Assigned task: Would you please reproduce all the entries word for word, minus the pictures?

=== Task input ===

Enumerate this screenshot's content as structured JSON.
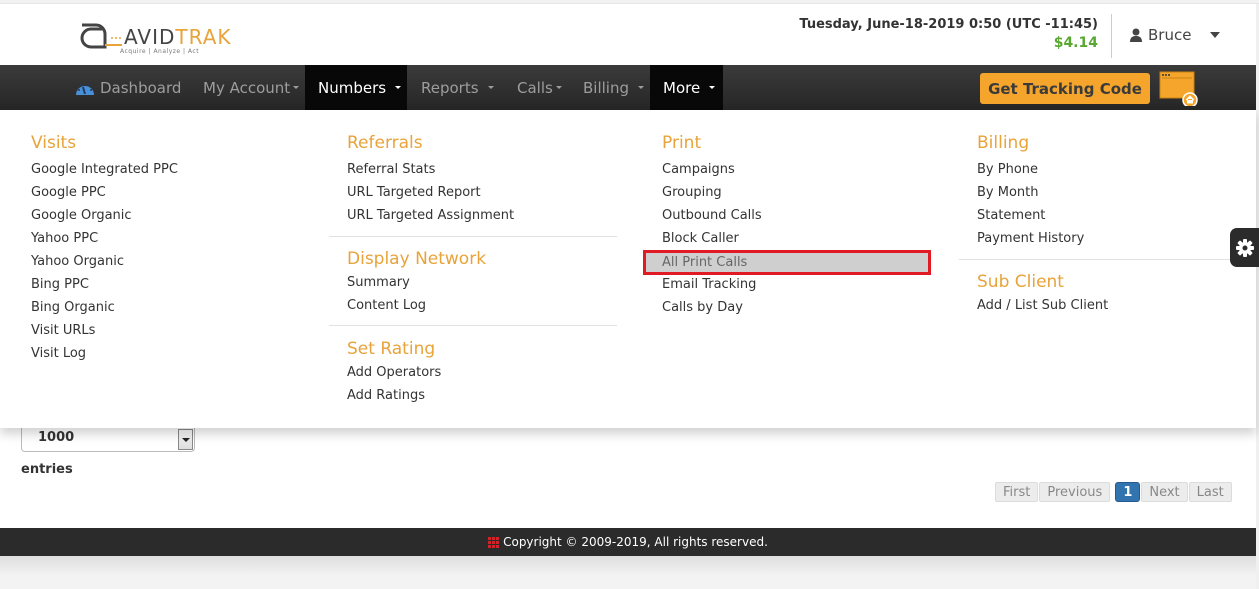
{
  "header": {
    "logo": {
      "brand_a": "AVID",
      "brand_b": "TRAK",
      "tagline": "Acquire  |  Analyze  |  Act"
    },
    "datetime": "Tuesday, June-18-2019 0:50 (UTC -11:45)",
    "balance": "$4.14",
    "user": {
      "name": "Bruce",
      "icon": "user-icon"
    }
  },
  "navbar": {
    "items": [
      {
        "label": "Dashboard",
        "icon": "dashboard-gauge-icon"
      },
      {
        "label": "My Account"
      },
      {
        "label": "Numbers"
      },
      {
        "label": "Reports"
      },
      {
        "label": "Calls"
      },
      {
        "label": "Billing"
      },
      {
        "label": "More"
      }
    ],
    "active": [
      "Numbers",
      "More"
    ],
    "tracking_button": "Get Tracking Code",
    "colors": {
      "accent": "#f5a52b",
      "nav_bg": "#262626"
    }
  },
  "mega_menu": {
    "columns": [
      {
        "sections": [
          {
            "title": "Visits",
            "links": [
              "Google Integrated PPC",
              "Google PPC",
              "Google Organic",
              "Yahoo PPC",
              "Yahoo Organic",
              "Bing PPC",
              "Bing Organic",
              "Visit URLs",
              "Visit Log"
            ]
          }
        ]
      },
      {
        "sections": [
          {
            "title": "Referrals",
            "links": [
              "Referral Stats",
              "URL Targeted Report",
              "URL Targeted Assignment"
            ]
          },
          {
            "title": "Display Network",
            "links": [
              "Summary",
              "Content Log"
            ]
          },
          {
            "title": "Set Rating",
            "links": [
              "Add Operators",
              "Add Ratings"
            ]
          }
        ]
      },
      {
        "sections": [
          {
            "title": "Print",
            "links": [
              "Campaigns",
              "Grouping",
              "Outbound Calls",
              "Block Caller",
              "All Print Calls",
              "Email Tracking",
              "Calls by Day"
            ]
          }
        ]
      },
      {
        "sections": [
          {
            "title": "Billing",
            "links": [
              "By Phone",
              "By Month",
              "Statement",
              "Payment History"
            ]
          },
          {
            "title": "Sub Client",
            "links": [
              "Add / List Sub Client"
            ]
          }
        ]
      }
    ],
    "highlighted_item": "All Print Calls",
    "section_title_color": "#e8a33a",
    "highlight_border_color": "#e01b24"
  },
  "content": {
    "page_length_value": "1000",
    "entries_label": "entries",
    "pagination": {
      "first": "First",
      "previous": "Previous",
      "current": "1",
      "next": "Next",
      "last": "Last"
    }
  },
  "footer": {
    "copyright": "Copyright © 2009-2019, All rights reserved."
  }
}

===

Response:
Enumerate this screenshot's content as structured JSON.
{
  "header": {
    "logo": {
      "brand_a": "AVID",
      "brand_b": "TRAK",
      "tagline": "Acquire  |  Analyze  |  Act"
    },
    "datetime": "Tuesday, June-18-2019 0:50 (UTC -11:45)",
    "balance": "$4.14",
    "user": {
      "name": "Bruce",
      "icon": "user-icon"
    }
  },
  "navbar": {
    "items": [
      {
        "label": "Dashboard",
        "icon": "dashboard-gauge-icon"
      },
      {
        "label": "My Account"
      },
      {
        "label": "Numbers"
      },
      {
        "label": "Reports"
      },
      {
        "label": "Calls"
      },
      {
        "label": "Billing"
      },
      {
        "label": "More"
      }
    ],
    "active": [
      "Numbers",
      "More"
    ],
    "tracking_button": "Get Tracking Code",
    "colors": {
      "accent": "#f5a52b",
      "nav_bg": "#262626"
    }
  },
  "mega_menu": {
    "columns": [
      {
        "sections": [
          {
            "title": "Visits",
            "links": [
              "Google Integrated PPC",
              "Google PPC",
              "Google Organic",
              "Yahoo PPC",
              "Yahoo Organic",
              "Bing PPC",
              "Bing Organic",
              "Visit URLs",
              "Visit Log"
            ]
          }
        ]
      },
      {
        "sections": [
          {
            "title": "Referrals",
            "links": [
              "Referral Stats",
              "URL Targeted Report",
              "URL Targeted Assignment"
            ]
          },
          {
            "title": "Display Network",
            "links": [
              "Summary",
              "Content Log"
            ]
          },
          {
            "title": "Set Rating",
            "links": [
              "Add Operators",
              "Add Ratings"
            ]
          }
        ]
      },
      {
        "sections": [
          {
            "title": "Print",
            "links": [
              "Campaigns",
              "Grouping",
              "Outbound Calls",
              "Block Caller",
              "All Print Calls",
              "Email Tracking",
              "Calls by Day"
            ]
          }
        ]
      },
      {
        "sections": [
          {
            "title": "Billing",
            "links": [
              "By Phone",
              "By Month",
              "Statement",
              "Payment History"
            ]
          },
          {
            "title": "Sub Client",
            "links": [
              "Add / List Sub Client"
            ]
          }
        ]
      }
    ],
    "highlighted_item": "All Print Calls",
    "section_title_color": "#e8a33a",
    "highlight_border_color": "#e01b24"
  },
  "content": {
    "page_length_value": "1000",
    "entries_label": "entries",
    "pagination": {
      "first": "First",
      "previous": "Previous",
      "current": "1",
      "next": "Next",
      "last": "Last"
    }
  },
  "footer": {
    "copyright": "Copyright © 2009-2019, All rights reserved."
  }
}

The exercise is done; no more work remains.